The most common cause of root rot is from overwatering which can cause some of the roots to die due to a lack of oxygen. As the plants die they will start to rot. This can then spread to healthier roots and kill them as well, even if the soil conditions are put right.
How to spot root rot
As with all garden diseases, it is important to spot root rot early. With this disease, in particular, you will notice the plant slowly wilting and the leaves turning yellow. If you try to touch the plant, it will feel mushy and look black in colour.
Some roots may be black, but if they feel firm to touch there could be some salvaging them.
How to treat root rot
Root rot treatment is possible, but if you want to save the plant you must act quickly in order to give the best chance of survival.
Take the plant from the soil and wash the roots under running water. Be gentle and try to wash away as much soil as possible. Trim the affected roots with a sharp, clean pair of scissors along with some of the leaves, so the root does not need to support as many leaves.

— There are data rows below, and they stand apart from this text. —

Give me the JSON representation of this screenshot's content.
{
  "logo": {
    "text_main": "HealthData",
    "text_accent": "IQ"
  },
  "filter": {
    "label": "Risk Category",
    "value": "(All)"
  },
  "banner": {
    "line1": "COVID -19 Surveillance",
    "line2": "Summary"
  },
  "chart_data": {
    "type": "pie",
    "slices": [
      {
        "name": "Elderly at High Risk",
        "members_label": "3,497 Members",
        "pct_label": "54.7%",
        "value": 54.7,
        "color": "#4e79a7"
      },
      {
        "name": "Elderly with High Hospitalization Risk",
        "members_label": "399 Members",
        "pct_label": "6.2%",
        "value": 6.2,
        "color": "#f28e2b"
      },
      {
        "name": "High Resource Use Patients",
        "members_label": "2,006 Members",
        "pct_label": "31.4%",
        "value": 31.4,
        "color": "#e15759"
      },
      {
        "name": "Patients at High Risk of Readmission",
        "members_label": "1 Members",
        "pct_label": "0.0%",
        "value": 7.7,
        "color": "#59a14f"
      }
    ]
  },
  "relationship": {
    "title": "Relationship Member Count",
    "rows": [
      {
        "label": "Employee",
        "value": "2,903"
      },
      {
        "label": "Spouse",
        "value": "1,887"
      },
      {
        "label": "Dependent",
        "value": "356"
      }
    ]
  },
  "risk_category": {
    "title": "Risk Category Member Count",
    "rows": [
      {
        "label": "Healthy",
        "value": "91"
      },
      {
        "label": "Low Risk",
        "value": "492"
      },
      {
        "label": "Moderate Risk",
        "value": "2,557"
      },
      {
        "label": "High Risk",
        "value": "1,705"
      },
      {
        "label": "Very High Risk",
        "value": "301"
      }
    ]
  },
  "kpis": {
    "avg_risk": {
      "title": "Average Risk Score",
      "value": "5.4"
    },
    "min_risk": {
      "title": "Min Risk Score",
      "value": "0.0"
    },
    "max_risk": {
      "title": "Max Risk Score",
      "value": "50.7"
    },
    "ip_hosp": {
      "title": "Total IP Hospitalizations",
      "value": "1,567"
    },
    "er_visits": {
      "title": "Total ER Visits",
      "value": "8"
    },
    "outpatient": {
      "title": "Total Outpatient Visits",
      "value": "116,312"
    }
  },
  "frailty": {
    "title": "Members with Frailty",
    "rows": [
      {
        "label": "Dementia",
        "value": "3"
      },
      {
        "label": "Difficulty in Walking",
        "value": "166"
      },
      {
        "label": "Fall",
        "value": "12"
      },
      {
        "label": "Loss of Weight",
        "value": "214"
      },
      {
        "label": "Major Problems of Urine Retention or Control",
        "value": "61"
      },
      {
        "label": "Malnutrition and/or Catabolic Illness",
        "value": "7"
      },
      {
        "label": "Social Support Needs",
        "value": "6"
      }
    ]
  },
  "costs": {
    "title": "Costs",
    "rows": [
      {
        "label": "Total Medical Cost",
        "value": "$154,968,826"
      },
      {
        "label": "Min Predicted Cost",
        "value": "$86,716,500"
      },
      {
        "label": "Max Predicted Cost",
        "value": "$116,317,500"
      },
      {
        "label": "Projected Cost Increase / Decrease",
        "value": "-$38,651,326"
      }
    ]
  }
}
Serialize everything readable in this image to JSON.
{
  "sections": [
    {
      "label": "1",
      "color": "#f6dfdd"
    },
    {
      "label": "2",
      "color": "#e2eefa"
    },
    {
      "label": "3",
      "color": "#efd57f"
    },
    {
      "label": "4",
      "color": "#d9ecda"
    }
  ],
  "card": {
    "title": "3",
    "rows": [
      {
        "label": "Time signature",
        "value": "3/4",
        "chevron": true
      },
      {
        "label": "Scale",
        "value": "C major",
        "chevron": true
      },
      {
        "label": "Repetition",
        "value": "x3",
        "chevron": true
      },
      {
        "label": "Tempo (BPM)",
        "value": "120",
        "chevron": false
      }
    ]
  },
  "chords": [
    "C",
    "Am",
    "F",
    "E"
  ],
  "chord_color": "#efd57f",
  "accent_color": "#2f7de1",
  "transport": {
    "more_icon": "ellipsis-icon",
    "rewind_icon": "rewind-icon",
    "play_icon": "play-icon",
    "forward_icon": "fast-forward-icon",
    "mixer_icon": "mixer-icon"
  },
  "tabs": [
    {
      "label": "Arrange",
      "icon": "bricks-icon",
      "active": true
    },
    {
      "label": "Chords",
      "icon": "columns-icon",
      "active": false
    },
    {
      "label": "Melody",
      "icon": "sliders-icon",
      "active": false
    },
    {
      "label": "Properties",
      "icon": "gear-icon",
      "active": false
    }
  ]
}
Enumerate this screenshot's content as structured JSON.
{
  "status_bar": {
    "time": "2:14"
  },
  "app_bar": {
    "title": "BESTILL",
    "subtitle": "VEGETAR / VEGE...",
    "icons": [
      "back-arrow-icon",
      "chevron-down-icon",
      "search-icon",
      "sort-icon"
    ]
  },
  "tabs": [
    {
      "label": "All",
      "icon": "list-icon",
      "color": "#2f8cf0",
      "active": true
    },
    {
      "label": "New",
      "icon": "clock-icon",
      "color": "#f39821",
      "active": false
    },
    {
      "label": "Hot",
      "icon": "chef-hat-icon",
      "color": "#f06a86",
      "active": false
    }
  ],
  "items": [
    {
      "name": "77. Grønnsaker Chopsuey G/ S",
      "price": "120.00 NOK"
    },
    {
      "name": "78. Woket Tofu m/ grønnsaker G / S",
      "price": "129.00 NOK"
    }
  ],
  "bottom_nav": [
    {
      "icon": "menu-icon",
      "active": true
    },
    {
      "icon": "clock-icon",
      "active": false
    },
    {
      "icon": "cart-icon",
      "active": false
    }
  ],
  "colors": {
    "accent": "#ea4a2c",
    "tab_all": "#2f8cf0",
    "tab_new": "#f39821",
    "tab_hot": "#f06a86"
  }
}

For potted houseplants make sure the container has good drainage and only water the plant when the top of the soil is dry. Don’t fertilise the plant once it has started to re-grow, as this may stress it. Hopefully, your plant will recover from root rot and you will be able to enjoy it again.